A Spotlight on Building Resilience: The Daily Influence of Positive Emotions

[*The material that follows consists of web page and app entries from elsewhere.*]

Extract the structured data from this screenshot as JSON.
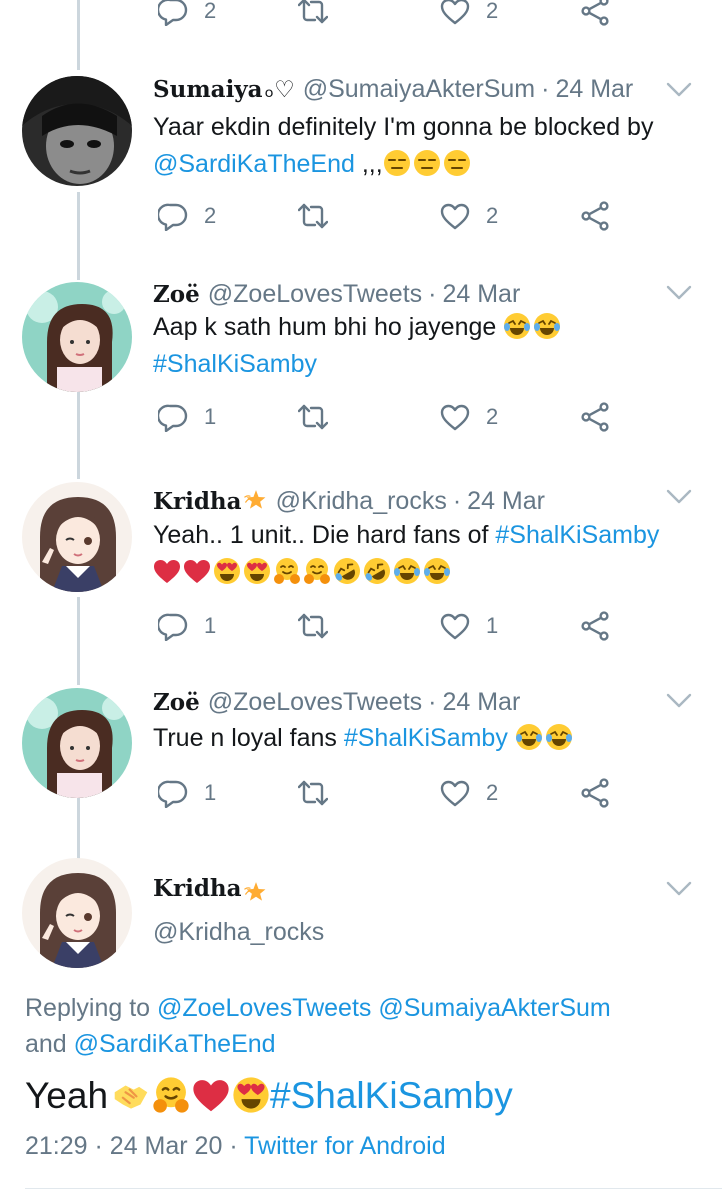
{
  "top_actions": {
    "reply_count": "2",
    "like_count": "2"
  },
  "tweets": [
    {
      "name": "Sumaiya",
      "name_suffix": "ₒ♡",
      "handle": "@SumaiyaAkterSum",
      "sep": "·",
      "date": "24 Mar",
      "text_line1": "Yaar ekdin definitely I'm gonna be blocked by",
      "mention": "@SardiKaTheEnd",
      "text_tail": ",,,",
      "reply_count": "2",
      "like_count": "2"
    },
    {
      "name": "Zoë",
      "handle": "@ZoeLovesTweets",
      "sep": "·",
      "date": "24 Mar",
      "text_line1": "Aap k sath hum bhi ho jayenge",
      "hashtag": "#ShalKiSamby",
      "reply_count": "1",
      "like_count": "2"
    },
    {
      "name": "Kridha",
      "handle": "@Kridha_rocks",
      "sep": "·",
      "date": "24 Mar",
      "text_line1": "Yeah.. 1 unit.. Die hard fans of",
      "hashtag": "#ShalKiSamby",
      "reply_count": "1",
      "like_count": "1"
    },
    {
      "name": "Zoë",
      "handle": "@ZoeLovesTweets",
      "sep": "·",
      "date": "24 Mar",
      "text_line1": "True n loyal fans",
      "hashtag": "#ShalKiSamby",
      "reply_count": "1",
      "like_count": "2"
    }
  ],
  "main_tweet": {
    "name": "Kridha",
    "handle": "@Kridha_rocks",
    "replying_prefix": "Replying to",
    "reply_mention_1": "@ZoeLovesTweets",
    "reply_mention_2": "@SumaiyaAkterSum",
    "reply_and": "and",
    "reply_mention_3": "@SardiKaTheEnd",
    "text": "Yeah",
    "hashtag": "#ShalKiSamby",
    "time": "21:29",
    "date": "24 Mar 20",
    "sep": "·",
    "client": "Twitter for Android"
  },
  "colors": {
    "link": "#1b95e0",
    "muted": "#657786",
    "text": "#14171a",
    "thread_line": "#ccd6dd"
  },
  "icons": [
    "reply-icon",
    "retweet-icon",
    "like-icon",
    "share-icon",
    "chevron-down-icon",
    "star-icon",
    "expressionless-face-emoji",
    "laughing-tears-emoji",
    "red-heart-emoji",
    "heart-eyes-emoji",
    "hugging-face-emoji",
    "rolling-laughing-emoji",
    "handshake-emoji"
  ]
}
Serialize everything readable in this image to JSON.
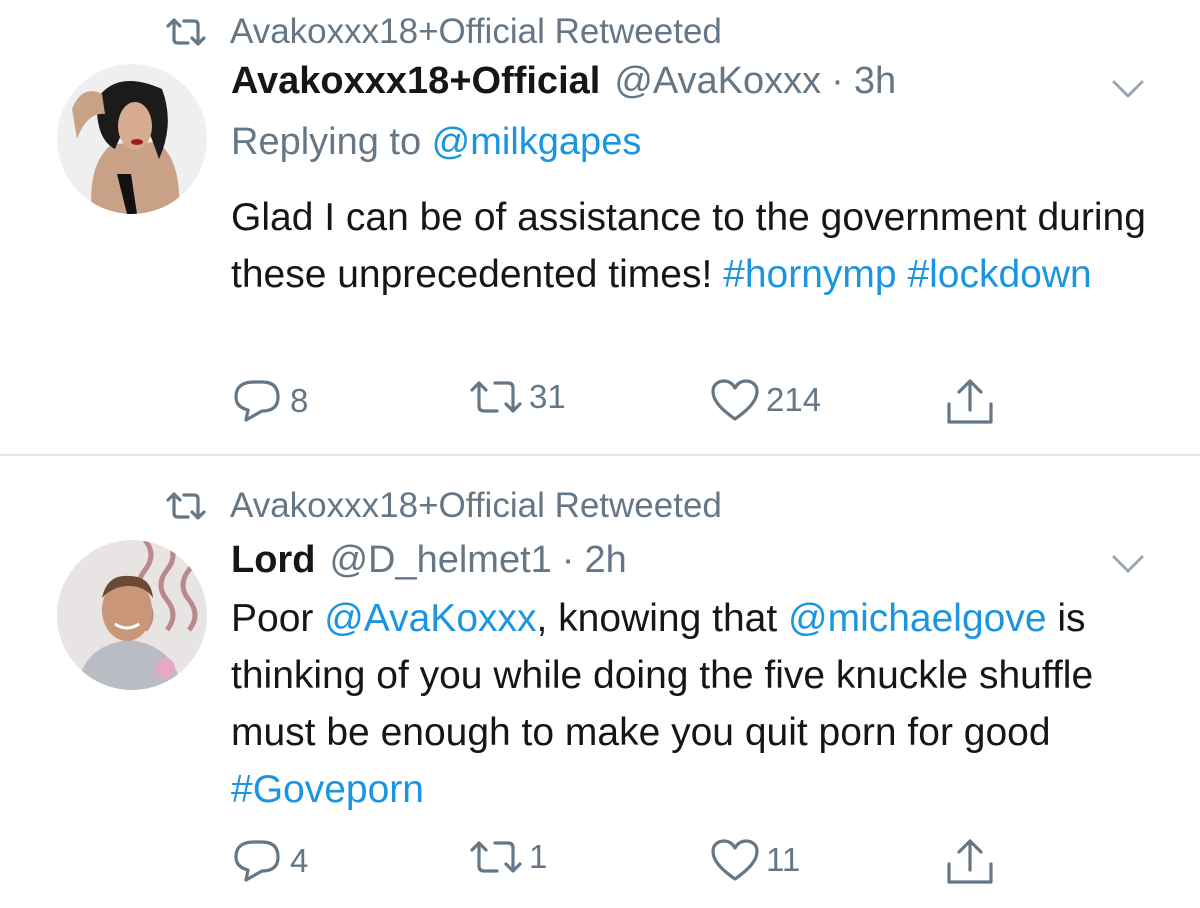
{
  "tweets": [
    {
      "retweeted_by": "Avakoxxx18+Official Retweeted",
      "author_name": "Avakoxxx18+Official",
      "handle": "@AvaKoxxx",
      "separator": "·",
      "time": "3h",
      "replying_prefix": "Replying to ",
      "replying_to": "@milkgapes",
      "text_parts": [
        "Glad I can be of assistance to the government during these unprecedented times! ",
        "#hornymp",
        " ",
        "#lockdown"
      ],
      "reply_count": "8",
      "retweet_count": "31",
      "like_count": "214",
      "avatar_icon": "avatar-woman-photo"
    },
    {
      "retweeted_by": "Avakoxxx18+Official Retweeted",
      "author_name": "Lord",
      "handle": "@D_helmet1",
      "separator": "·",
      "time": "2h",
      "text_parts": [
        "Poor ",
        "@AvaKoxxx",
        ", knowing that ",
        "@michaelgove",
        " is thinking of you while doing the five knuckle shuffle must be enough to make you quit porn for good ",
        "#Goveporn"
      ],
      "reply_count": "4",
      "retweet_count": "1",
      "like_count": "11",
      "avatar_icon": "avatar-man-photo"
    }
  ],
  "colors": {
    "link": "#1b95e0",
    "muted": "#657786",
    "text": "#14171a",
    "divider": "#e1e8ed"
  },
  "icons": [
    "retweet-icon",
    "reply-icon",
    "like-icon",
    "share-icon",
    "chevron-down-icon"
  ]
}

first_imgBy: Jason M. Jowers, MS, MFTPixabay[Emoticons by freeGraphicToday on November 25, 2017, CC0]Stress and anxiety can sometimes make it hard to focus on the good and simple things in life. We all have bad days, where the negatives seem to outweigh the positives. How can we foster experiences of happiness, gratitude, contentment, and love during times of hardship? These positive emotions play a pivotal role in in our ability to cope through adversity.Dr. Michele Tugade, Professor in the Department of Psychological Science at Vassar College, presents this two minute lecture series on how experiencing positive emotions actually increases resilience when we face adversity. But what is resilience? According to Tugade, resilience is the ability to “bounce back” after experiencing stress.She specializes in the field of Positive Psychology, which focuses on positive emotions and people’s strengths when facing difficult times. She gives insight on the role that positive emotions can play; that they can be a time for reflection where you can broaden your scope of thoughts and can lead to seeing the world in a new light. These emotions also build up important resources and a bank of accumulated positivity that people can access during difficult times.Dr. Tugade doesn’t discount the experiences of negative emotions either. In fact, she highlights their benefits as part of the human experience. When we face a challenge or a stressor, negative emotions like anger and fear prepare and motivate us to either face that challenge head on or to live to fight another day.Putting positivity into practice can be as simple as smiling at a stranger you pass on the sidewalk or holding the door open for someone. Small acts of kindness like these can go a long way with people.Want to learn more about positive emotions and resilience? MFLN Family Development has resources for you! Be sure to check out one of our past blog’s here on using positive emotions in everyday life. Also, watch our webinar, “Bending, Not Breaking: Resilience and the Role of Positive Emotions during Times of Stress,” from our 2017 Virtual Learning Conference.ReferencesDon’t Worry, Be Happy. (2009). Retrieved from: https://www.youtube.com/watch?v=SQ6Vv8gHq8wThis post was written  by Jason M. Jowers, MS, MFT, of the MFLN Family Development Team. The Family Development team aims to support the development of professionals working with military families. Find out more about the Military Families Learning Network Family Development concentration on our website, Facebook, and Twitter.  You can also listen to our Anchored. podcast series via iTunes and our website.last_img read more